Sharon Rowlands, CEO, Penton
While
news of layoffs and shutterings have trickled out of the big b-to-b
publisher, Rowlands, Penton Media’s new chief executive has been mum on
many of the underlying strategic changes at the company since it
announced in January that it was reorganizing into 13 market-focused
groups. With Penton on Moody’s list of companies with the greatest risk
of defaulting on its debt, all eyes will be on Rowlands to see if she
can turn the company around.

Scott Crystal, president, TV Guide
A
year after the magazine was sold to by new owners Macrovision to
OpenGate Capital for the astonishing price of $1.00 (and the assumption
of millions in debt), there are whispers that TV Guide is turning
itself around. If it does, Crystal would deserve serious consideration
for the 2009 Folio: 40.

Anne Ichikawa and Melissa Walker, founders, I Heart Daily
Ichikawa
and Walker, a pair of former ElleGirl editors, didn’t exactly have a
business plan on their minds when they launched I Heart Daily, an
e-mail newsletter targeted at teenage girls, the same audience they
used to edit for. But if it works, they will have filled a niche on the
Web Hachette could not.

Pete May, president, Greener World Media
Longtime
publishing vet Pete May relaunched Greener World in 2007 as a
for-profit, digital-only publisher. Greener World generated revenue of
under $2 million in 2008 but is becoming a force both within the green
movement and as a model of a digital-publisher doing it the right way.

Greg Sullivan and Joe Diaz, founders, Afar
Launching
a magazine is difficult; launching a magazine in the current economic
climate, some would argue, is downright crazy. But Afar, a new travel
magazine and Web site devoted entirely to experiential travel, is
launching with a twist: it’s partnering with Dwell, sharing sales and
marketing resources, as well as office space in both New York and San
Francisco.

Scott Donaton, publisher, Entertainment Weekly
Donaton,
who began his career as an entertainment reporter for AdAge two decades
ago, was named publisher of Entertainment Weekly in late 2007. He made
the main Folio: 40 list last year, and now, with a year under his
belt—and seemingly daily rumors of EW’s all-but-certain demise
surrounding him—the job of turning around what was once a core Time
Inc. brand has been an enormous challenge. If EW can survive, it would
be truly be a Hollywood ending deserving of recognition on the Folio:
40.

Brian Kelly. editor, U.S. News & World Report
In
January, U.S. News & World Report—having lost its status as a
newsweekly in print—has launched a weekly digital magazine called U.S.
News Weekly. “I don’t think the newsweekly concept’s outdated,” editor
Brian Kelly said at the time. “I think it’s the delivery method that’s
outdated.” It’s a big gamble, but one that might be U.S. News best—or
only—shot at survival.

Jason Binn, CEO, Niche Media
Niche
Media has had a busy couple of years.

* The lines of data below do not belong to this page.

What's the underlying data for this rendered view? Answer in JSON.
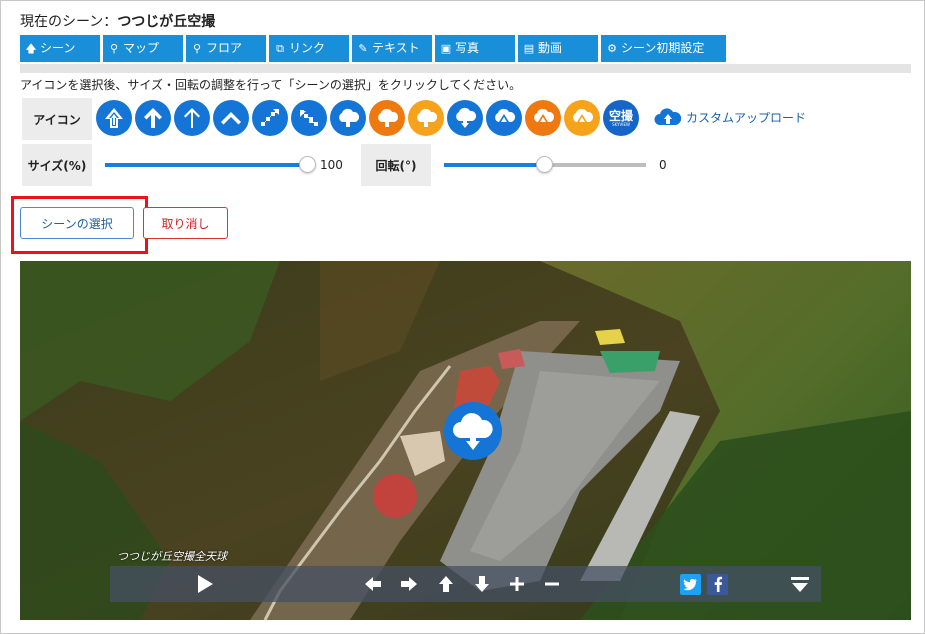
{
  "header": {
    "prefix": "現在のシーン：",
    "scene_name": "つつじが丘空撮"
  },
  "tabs": [
    {
      "label": "シーン",
      "icon": "arrow-up-icon"
    },
    {
      "label": "マップ",
      "icon": "map-marker-icon"
    },
    {
      "label": "フロア",
      "icon": "map-marker-icon"
    },
    {
      "label": "リンク",
      "icon": "external-link-icon"
    },
    {
      "label": "テキスト",
      "icon": "edit-icon"
    },
    {
      "label": "写真",
      "icon": "image-icon"
    },
    {
      "label": "動画",
      "icon": "film-icon"
    },
    {
      "label": "シーン初期設定",
      "icon": "gear-icon"
    }
  ],
  "instruction": "アイコンを選択後、サイズ・回転の調整を行って「シーンの選択」をクリックしてください。",
  "icon_picker": {
    "label": "アイコン",
    "icons": [
      "arrow-up-bold-icon",
      "arrow-up-circle-icon",
      "arrow-up-thin-icon",
      "chevron-up-icon",
      "step-up-right-icon",
      "step-down-left-icon",
      "cloud-up-icon",
      "cloud-up-orange-icon",
      "cloud-up-yellow-icon",
      "cloud-down-icon",
      "mountain-blue-icon",
      "mountain-orange-icon",
      "mountain-yellow-icon",
      "skyview-icon"
    ],
    "sky_text": "空撮",
    "sky_sub": "SKYVIEW",
    "upload_label": "カスタムアップロード"
  },
  "size": {
    "label": "サイズ(%)",
    "value": "100",
    "fraction": 1.0
  },
  "rotation": {
    "label": "回転(°)",
    "value": "0",
    "fraction": 0.5
  },
  "buttons": {
    "select": "シーンの選択",
    "cancel": "取り消し"
  },
  "panorama": {
    "caption": "つつじが丘空撮全天球",
    "controls": [
      "play-icon",
      "arrow-left-icon",
      "arrow-right-icon",
      "arrow-up-icon",
      "arrow-down-icon",
      "zoom-in-icon",
      "zoom-out-icon",
      "twitter-icon",
      "facebook-icon",
      "menu-collapse-icon"
    ]
  },
  "colors": {
    "tab": "#1a8fd9",
    "icon_blue": "#1475d6",
    "icon_orange": "#f0790f",
    "icon_yellow": "#f6a21b",
    "highlight": "#e8141c"
  }
}
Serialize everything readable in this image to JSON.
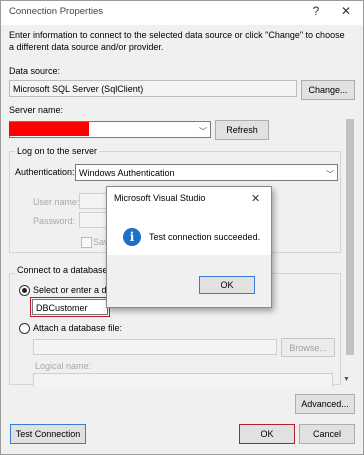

After acquiring Ocean Drive Media
Group and Philadelphia Style, the Greenspun Media-owned luxury
lifestyle magazine publisher underwent a restructuring last fall,
including some layoffs, to help it reduce redundancies under the new
umbrella operation. It folded Atlanta Peach in December but—despite a
difficult advertising climate for the category—had plans to increase
frequency this year from six to eight issues per year at Boston Common,
Capitol File and Philadelphia Style, which relaunched. Los Angeles
Confidential was to increase frequency from eight to 10 issues per year.

Paid Content Online
Long
thought to be a foregone conclusion, the argument for a paid content
model on the Web flared up again in early 2009, as publishers from Time
Inc. to Rodale considered putting some or part of their Web sites
behind a pay wall. If a magazine publisher can actually do it without
killing their online presence, they’ll be deserving not only of a
Folio: 40 mention, but of media industry sainthood.

M&A
Publishing
acquisitions ground to a halt in 2008, as world economies toppled and
the credit crunch paralyzed any company—much less those in
publishing—trying to get a deal done. Some M&A players are hinting
that there will be a flurry of sales (some at firesale prices) as
investors try to do what they failed to do before the crash: exit the
print business entirely.